St. Catherine's Church, built in 1861-1867, is probably the highlight in the first period of P.J.H. Cuypers' long and fruitful career. It's a three-aisled cruciform basilican church with a three-aisled transept and a choir with an ambulatory and three hexagonal radiating chapels. At the front the church has three connected porches and two differently detailed towers. Its design was based on 13th-century French Gothic churches, especially those of Chartres and Reims. The church replaced a derelict medieval church. For this church Cuypers used many of the ideas about symbolism in Gothicism, published by J.A. Alberdingk Thijm, Cuypers' friend and future brother-in-law and one of the leading members in the movement for equal rights for catholics. In one important aspect Cuypers does not follow these ideas; the church is not oriented, which means that the choir is not built at the eastern part of the church. The difference between the two towers is an idea that Cuypers did follow.

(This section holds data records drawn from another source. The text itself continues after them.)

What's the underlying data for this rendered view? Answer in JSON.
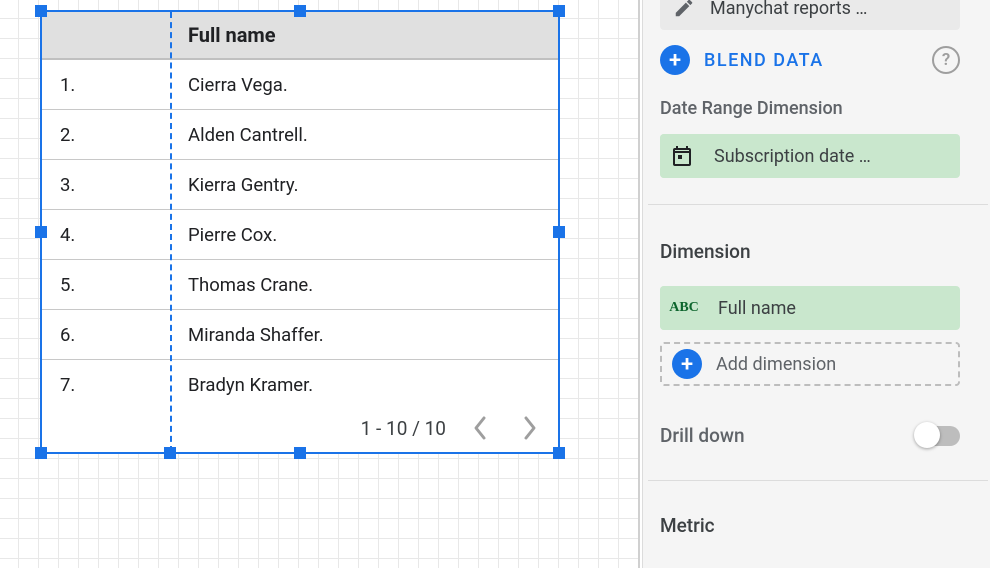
{
  "datasource": {
    "name": "Manychat reports …"
  },
  "blend": {
    "label": "BLEND DATA"
  },
  "date_range_dimension": {
    "section_label": "Date Range Dimension",
    "value": "Subscription date …"
  },
  "dimension": {
    "section_label": "Dimension",
    "chip_icon": "ABC",
    "value": "Full name",
    "add_label": "Add dimension"
  },
  "drill_down": {
    "label": "Drill down"
  },
  "metric": {
    "label": "Metric"
  },
  "table": {
    "header": "Full name",
    "rows": [
      {
        "idx": "1.",
        "name": "Cierra Vega."
      },
      {
        "idx": "2.",
        "name": "Alden Cantrell."
      },
      {
        "idx": "3.",
        "name": "Kierra Gentry."
      },
      {
        "idx": "4.",
        "name": "Pierre Cox."
      },
      {
        "idx": "5.",
        "name": "Thomas Crane."
      },
      {
        "idx": "6.",
        "name": "Miranda Shaffer."
      },
      {
        "idx": "7.",
        "name": "Bradyn Kramer."
      }
    ],
    "pager": "1 - 10 / 10"
  }
}
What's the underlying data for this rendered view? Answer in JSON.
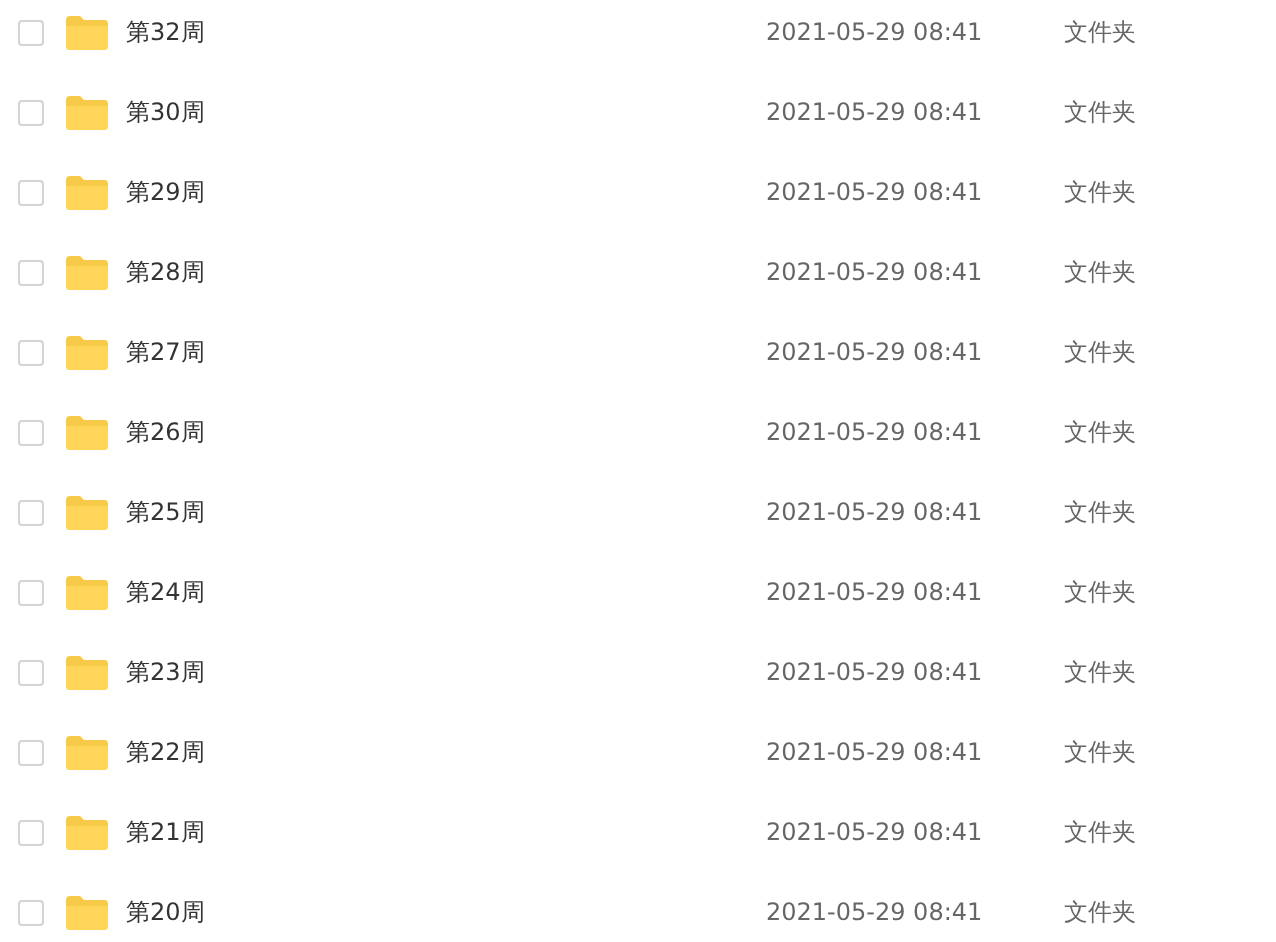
{
  "files": [
    {
      "name": "第32周",
      "modified": "2021-05-29 08:41",
      "type": "文件夹",
      "checked": false
    },
    {
      "name": "第30周",
      "modified": "2021-05-29 08:41",
      "type": "文件夹",
      "checked": false
    },
    {
      "name": "第29周",
      "modified": "2021-05-29 08:41",
      "type": "文件夹",
      "checked": false
    },
    {
      "name": "第28周",
      "modified": "2021-05-29 08:41",
      "type": "文件夹",
      "checked": false
    },
    {
      "name": "第27周",
      "modified": "2021-05-29 08:41",
      "type": "文件夹",
      "checked": false
    },
    {
      "name": "第26周",
      "modified": "2021-05-29 08:41",
      "type": "文件夹",
      "checked": false
    },
    {
      "name": "第25周",
      "modified": "2021-05-29 08:41",
      "type": "文件夹",
      "checked": false
    },
    {
      "name": "第24周",
      "modified": "2021-05-29 08:41",
      "type": "文件夹",
      "checked": false
    },
    {
      "name": "第23周",
      "modified": "2021-05-29 08:41",
      "type": "文件夹",
      "checked": false
    },
    {
      "name": "第22周",
      "modified": "2021-05-29 08:41",
      "type": "文件夹",
      "checked": false
    },
    {
      "name": "第21周",
      "modified": "2021-05-29 08:41",
      "type": "文件夹",
      "checked": false
    },
    {
      "name": "第20周",
      "modified": "2021-05-29 08:41",
      "type": "文件夹",
      "checked": false
    }
  ]
}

Both towers are 70 metres tall. Alberdingk Thijm was convinced that a long lost secret symbolism was the reason behind the difference between the two towers, as seen on many French Gothic churches. For this church Cuypers designed two different towers. The southern tower is the more refined of the two and represents the Ivory Tower, symbol of the purity of Mary. The northern tower is decorated with turrets and battlements; this 'defensive' look represents the Tower of David, symbol of strength. It is nowadays widely believed that the difference between the towers of medieval churches was caused by financial reasons more than anything else, so Alberdingk Thijm was probably wrong. More symbolism is found in the many rose-windows, referring to St. Catharina, whose attribute is a wheel. The porches are decorated with sculptures, executed in natural stone.
In 1942 the church was heavily damaged by bombs, and was restored after the war by architect C.H. de Bever. Vincent van Gogh painted a pencil sketch of St. Catherine's church in 1885.References:
Hluboká Castle (Schloss Frauenberg) is considered one of the most beautiful castles in the Czech Republic. In the second half of the 13th century, a Gothic castle was built at the site. During its history, the castle was rebuilt several times. It was first expanded during the Renaissance period, then rebuilt into a Baroque castle at the order of Adam Franz von Schwarzenberg in the beginning of the 18th century. It reached its current appearance during the 19th century, when Johann Adolf II von Schwarzenberg ordered the reconstruction of the castle in the romantic style of England's Windsor Castle.
The Schwarzenbergs lived in Hluboká until the end of 1939, when the last owner (Adolph Schwarzenberg) emigrated overseas to escape from the Nazis. The Schwarzenbergs lost all of their Czech property through a special legislative Act, the Lex Schwarzenberg, in 1947.
The original royal castle of Přemysl Otakar II from the second half of the 13th century was rebuilt at the end of the 16th century by the Lords of Hradec. It received its present appearance under Count Jan Adam of Schwarzenberg. According to the English Windsor example, architects Franz Beer and F. Deworetzky built a Romantic Neo-Gothic chateau, surrounded by a 1.9 square kilometres English park here in the years 1841 to 1871. In 1940, the castle was seized from the last owner, Adolph Schwarzenberg by the Gestapo and confiscated by the government of Czechoslovakia after the end of World War II. The castle is open to public. There is a winter garden and riding-hall where the Southern Bohemian gallery exhibitions have been housed since 1956.